Based on the projections of the non-partisan Council for a Responsible Federal Budget, we estimate that the budget deficit will average around 6.1 per cent of GDP per year over the next 10 years, up from 3.1 per cent now. Higher deficits will undoubtedly result in greater inflationary pressures. Inflation should also show up in the labour market, where Trump’s proposals to limit immigration will probably lead to an acceleration in wage growth.
forecasted Winners and losers in the trump era
Trump's agenda

Source: Pictet Asset Management, November 2016

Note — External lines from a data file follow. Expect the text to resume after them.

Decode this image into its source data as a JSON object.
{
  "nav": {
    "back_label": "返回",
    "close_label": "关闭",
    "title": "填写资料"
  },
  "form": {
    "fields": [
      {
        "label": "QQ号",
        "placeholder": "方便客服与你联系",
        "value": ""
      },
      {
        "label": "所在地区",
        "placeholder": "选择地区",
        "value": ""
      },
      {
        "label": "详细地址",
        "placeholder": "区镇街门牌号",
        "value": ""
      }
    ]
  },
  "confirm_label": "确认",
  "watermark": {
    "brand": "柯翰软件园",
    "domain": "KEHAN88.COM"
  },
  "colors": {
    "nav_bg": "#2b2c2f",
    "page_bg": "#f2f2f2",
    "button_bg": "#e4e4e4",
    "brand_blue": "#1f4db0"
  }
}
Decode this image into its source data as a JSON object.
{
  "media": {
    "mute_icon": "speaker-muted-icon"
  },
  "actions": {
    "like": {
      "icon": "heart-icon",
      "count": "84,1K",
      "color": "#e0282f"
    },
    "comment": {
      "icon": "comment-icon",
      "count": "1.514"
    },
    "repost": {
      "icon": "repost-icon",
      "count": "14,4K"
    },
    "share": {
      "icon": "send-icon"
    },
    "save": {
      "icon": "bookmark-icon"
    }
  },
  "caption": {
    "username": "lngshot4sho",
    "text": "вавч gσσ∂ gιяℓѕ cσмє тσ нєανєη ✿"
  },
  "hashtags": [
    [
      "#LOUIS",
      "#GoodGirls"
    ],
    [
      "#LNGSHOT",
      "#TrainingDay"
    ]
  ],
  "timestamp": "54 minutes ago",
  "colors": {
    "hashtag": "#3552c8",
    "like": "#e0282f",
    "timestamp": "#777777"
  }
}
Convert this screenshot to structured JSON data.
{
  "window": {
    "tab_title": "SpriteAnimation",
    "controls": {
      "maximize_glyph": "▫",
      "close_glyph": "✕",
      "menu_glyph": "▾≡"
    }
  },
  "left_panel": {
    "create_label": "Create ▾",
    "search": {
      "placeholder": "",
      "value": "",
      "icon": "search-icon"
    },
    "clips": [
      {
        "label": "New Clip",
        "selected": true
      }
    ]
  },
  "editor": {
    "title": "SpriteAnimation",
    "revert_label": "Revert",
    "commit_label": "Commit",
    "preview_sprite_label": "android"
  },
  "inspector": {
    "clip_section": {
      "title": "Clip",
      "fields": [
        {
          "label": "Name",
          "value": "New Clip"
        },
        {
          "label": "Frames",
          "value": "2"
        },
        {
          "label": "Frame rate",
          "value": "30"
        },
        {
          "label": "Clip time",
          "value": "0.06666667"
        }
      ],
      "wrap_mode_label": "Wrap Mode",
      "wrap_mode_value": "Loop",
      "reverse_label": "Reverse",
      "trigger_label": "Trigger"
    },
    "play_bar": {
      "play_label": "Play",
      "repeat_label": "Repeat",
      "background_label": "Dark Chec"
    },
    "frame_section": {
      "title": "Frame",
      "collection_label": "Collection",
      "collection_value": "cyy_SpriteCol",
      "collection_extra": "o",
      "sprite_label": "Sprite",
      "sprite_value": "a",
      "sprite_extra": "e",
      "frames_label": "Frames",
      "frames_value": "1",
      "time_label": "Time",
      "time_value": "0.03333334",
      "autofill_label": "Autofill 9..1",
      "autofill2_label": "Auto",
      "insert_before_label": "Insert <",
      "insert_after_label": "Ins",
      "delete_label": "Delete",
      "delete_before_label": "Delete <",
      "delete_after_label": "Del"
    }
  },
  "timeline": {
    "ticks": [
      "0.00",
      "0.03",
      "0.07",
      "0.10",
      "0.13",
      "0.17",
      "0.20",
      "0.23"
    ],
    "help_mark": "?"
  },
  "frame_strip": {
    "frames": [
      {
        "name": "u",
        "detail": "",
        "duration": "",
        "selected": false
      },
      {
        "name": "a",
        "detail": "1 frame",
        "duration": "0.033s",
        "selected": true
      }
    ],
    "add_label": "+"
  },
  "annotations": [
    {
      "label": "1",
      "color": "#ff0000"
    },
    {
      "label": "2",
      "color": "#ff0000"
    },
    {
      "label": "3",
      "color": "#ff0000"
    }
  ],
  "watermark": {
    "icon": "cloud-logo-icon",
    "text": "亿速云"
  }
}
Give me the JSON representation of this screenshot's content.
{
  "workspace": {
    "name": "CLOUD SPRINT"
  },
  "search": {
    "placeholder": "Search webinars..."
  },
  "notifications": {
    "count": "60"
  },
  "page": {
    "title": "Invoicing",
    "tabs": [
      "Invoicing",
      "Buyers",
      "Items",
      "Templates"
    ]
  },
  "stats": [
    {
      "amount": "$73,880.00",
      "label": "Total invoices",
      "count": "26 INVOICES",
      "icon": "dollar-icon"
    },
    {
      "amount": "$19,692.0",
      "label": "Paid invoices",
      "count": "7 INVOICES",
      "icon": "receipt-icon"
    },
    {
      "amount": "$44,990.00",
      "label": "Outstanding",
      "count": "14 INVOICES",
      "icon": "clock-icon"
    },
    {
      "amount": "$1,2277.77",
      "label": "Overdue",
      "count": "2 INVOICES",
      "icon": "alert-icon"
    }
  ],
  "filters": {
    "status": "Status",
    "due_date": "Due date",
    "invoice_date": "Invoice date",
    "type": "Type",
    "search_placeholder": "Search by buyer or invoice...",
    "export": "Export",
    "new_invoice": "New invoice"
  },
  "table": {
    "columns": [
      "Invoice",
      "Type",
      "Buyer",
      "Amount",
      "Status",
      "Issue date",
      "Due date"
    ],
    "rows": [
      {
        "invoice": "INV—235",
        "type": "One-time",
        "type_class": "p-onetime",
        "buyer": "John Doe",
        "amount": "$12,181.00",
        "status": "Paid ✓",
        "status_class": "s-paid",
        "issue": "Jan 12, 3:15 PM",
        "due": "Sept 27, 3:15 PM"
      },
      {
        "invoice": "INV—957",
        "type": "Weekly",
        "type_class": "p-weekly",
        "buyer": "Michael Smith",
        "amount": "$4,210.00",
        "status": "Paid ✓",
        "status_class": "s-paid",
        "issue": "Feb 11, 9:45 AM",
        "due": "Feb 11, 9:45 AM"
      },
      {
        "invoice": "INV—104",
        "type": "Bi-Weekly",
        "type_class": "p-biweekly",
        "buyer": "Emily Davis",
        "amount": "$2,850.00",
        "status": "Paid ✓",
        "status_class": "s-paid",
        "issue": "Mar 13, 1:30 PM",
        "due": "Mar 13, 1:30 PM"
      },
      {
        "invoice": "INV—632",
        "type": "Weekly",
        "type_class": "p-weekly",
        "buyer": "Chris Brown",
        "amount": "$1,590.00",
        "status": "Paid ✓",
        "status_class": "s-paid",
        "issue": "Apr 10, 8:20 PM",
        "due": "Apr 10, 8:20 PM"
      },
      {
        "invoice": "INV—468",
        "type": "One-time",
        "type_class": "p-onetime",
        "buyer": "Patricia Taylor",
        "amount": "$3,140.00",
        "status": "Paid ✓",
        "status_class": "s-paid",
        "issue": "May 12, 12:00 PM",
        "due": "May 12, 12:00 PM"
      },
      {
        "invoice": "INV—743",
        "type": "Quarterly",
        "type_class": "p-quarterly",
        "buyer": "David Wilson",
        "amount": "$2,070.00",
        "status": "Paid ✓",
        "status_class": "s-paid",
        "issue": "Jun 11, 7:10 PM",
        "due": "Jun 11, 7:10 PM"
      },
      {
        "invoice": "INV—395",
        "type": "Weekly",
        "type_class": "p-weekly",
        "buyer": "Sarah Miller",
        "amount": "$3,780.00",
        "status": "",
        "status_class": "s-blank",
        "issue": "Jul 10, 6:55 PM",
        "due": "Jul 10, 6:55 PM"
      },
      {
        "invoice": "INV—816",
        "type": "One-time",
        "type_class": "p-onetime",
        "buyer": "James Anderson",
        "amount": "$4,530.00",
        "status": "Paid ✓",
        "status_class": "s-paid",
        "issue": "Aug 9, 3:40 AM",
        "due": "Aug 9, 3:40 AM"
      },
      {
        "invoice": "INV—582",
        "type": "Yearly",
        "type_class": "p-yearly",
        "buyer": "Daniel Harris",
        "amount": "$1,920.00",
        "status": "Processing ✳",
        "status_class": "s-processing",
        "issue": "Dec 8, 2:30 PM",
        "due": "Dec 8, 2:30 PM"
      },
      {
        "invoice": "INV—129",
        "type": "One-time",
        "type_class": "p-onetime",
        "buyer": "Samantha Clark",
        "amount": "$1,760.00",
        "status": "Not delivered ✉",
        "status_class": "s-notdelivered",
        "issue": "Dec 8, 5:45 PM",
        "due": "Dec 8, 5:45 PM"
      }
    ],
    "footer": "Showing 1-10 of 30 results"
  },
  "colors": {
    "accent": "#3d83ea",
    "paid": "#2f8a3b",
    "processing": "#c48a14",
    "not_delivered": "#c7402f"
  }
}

The upshot to all this is that US monetary policy will tighten at a faster pace than the Fed currently envisages. True, the central bank could delay its next interest rate hike until 2017 following the shock election result, as markets now suggest. But, longer term, it will probably be keener to tighten the monetary reins. This will result in higher bond yields and a steeper yield curve.

Rising inflation and a wider deficit could also spell an end to dollar strength. According to our models, the greenback is already some 20 per cent overvalued on a trade-weighted basis. Yet a complicating factor in determining the outlook for the dollar and US interest rates is Trump’s strained relationship with the Fed. A harsh critic of its ultra- loose monetary policies, Trump has led demands for the central bank to be audited, which could undermine the institution’s independence. He has also called for the resignation of Fed chair Janet Yellen, whose term expires in 2018.

US industrial, healthcare stocks could shine

Trump’s victory, and the uncertainty that this represents, create a more challenging environment for equities and bonds, both of which remain expensive by historic standards. 

Fundamentally, we believe global markets are caught between an improving economic backdrop and a draining of central bank stimulus. So far, the deterioration in financial liquidity – characterised by the re-start of the Fed’s reverse repos and the liquidation of reserves held by emerging market central banks – has occurred primarily in the US dollar market.

The silver lining is that, should market conditions become more volatile, central banks could step in once more with additional stimulus.

Should market conditions become more volatile, central banks could step in once more with additional stimulus.

For all this, there should be some obvious winners from Trump’s proposals. His infrastructure spending plans, for instance, would be positive for industrial and construction stocks. Meanwhile, healthcare companies, which have been the worst performing stocks amid fears that a Clinton-led administration would introduce pricing curbs – could also stage a prolonged relief rally.

Defence and energy equipment stocks would benefit even though oil prices will be held in check by a boost in supply if drilling restrictions are removed.

The financial sector could experience a sustained rally too if, as Trump has suggested, he reverses some of the banking regulations implemented since the 2008 crisis.

Bonds to struggle

A Trump-led administration is however likely to have a negative effect on bond markets. Emerging market (EM) debt looks particularly vulnerable. Higher US bond yields would be a negative, as would any further decline in world trade. But not all EM bond markets would suffer. Debt issued by commodity exporters may gain if raw materials prices rally in response to higher US infrastructure spending.

Political risks hold sway

Looking further into 2017, riskier asset classes will remain under pressure in response to a shifting political climate. Markets will be waiting to see who Trump appoints to key positions in his cabinet – they will also be keen to see if the anti-establishment movement that powered this political outsider to the presidency continues to gather strength in Europe. The Italian constitutional referendum in December might provide evidence of that.